The Research Brief is a short take about interesting academic work.
The Big Idea
Racial inequality in home values is greater today than it was 40 years ago, with homes in white neighborhoods appreciating $200,000 more since 1980 than comparable homes in similar communities of color.
Our new research on home appraisals shows neighborhood racial composition still drives unequal home values, despite laws that forbid real estate professionals from explicitly using race when evaluating a property’s worth. Published in the journal Social Problems, our study finds this growing inequality results from both historical policies and contemporary practices.
In the 1930s, the federal government institutionalized a process for evaluating how much a property was worth. Often called redlining, this process used neighborhood racial and socioeconomic composition to determine home values. Homes in white communities were deemed more valuable than identical dwellings in communities of color.
Legislative action in the late 1960s and 1970s prohibited this practice. But the law allowed appraisers to use past sale prices to determine home values. Our research shows how using old, race-based sale prices ensured appraisers continued to define homes in white neighborhoods as worth more than similar homes in Black and Latino communities. Racism was baked into the system.

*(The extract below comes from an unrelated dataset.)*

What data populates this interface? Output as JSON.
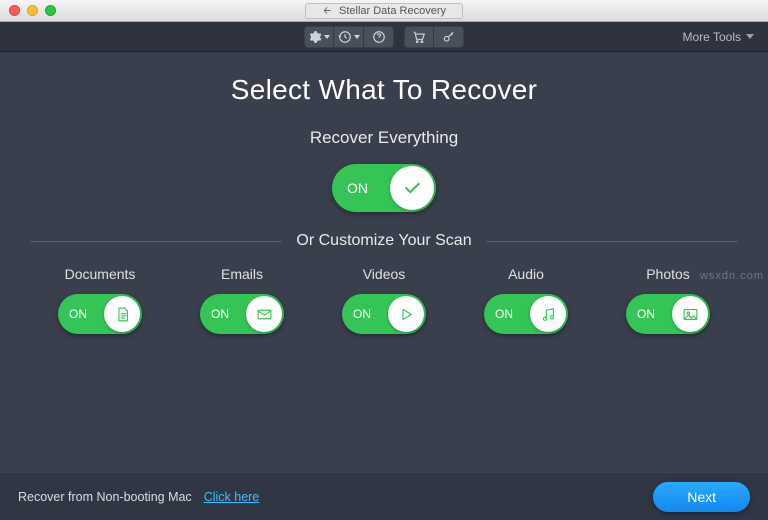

Real estate professionals compound these historical inequalities by assuming communities of color are undesirable, even when real estate demand suggests otherwise.
Why It Matters
For most U.S. families, their home is their greatest asset. As their home appreciates in value, their wealth increases, enabling them to fund their retirement, their children’s college educations or unexpected expenses like large medical bills.
The racial inequality in home values and appreciation rates has created a large and increasing racial wealth gap. On average, U.S. white families have 20 times more wealth than families of color. Our research identifies increasing racial inequality in home values as a key reason this gap persists and has doubled since 1980.
These growing gaps don’t affect just homeowners. They also affect renters. Since 1980, real estate prices have risen far faster than inflation, incomes and prices of consumer goods like food or clothing. As a result, housing costs now make up a larger proportion of residents’ expenses.
Families who have historically owned homes in white neighborhoods can afford these increased costs because their appreciating home values have expanded their relative wealth. But for everyone else, high housing costs are a burden. For many renters, high housing costs combined with stagnant wages have created an acute and worsening affordable housing crisis. Many struggle to remain housed —including during the pandemic— and very few can save enough to transition into home ownership.
Finally, because the property taxes that pay for physical infrastructure, public services and other amenities are determined based on real estate values, the higher home values in white neighborhoods enable better-funded schools, libraries, parks and utilities—even essential services like clean water.
What Still Isn’t Known
Reparations for those hurt by racist federal housing policies and new legal standards for property appraising are proposals that could make important first steps toward equity. But fully addressing racism in real estate will require reshaping the very foundations of the U.S. housing market.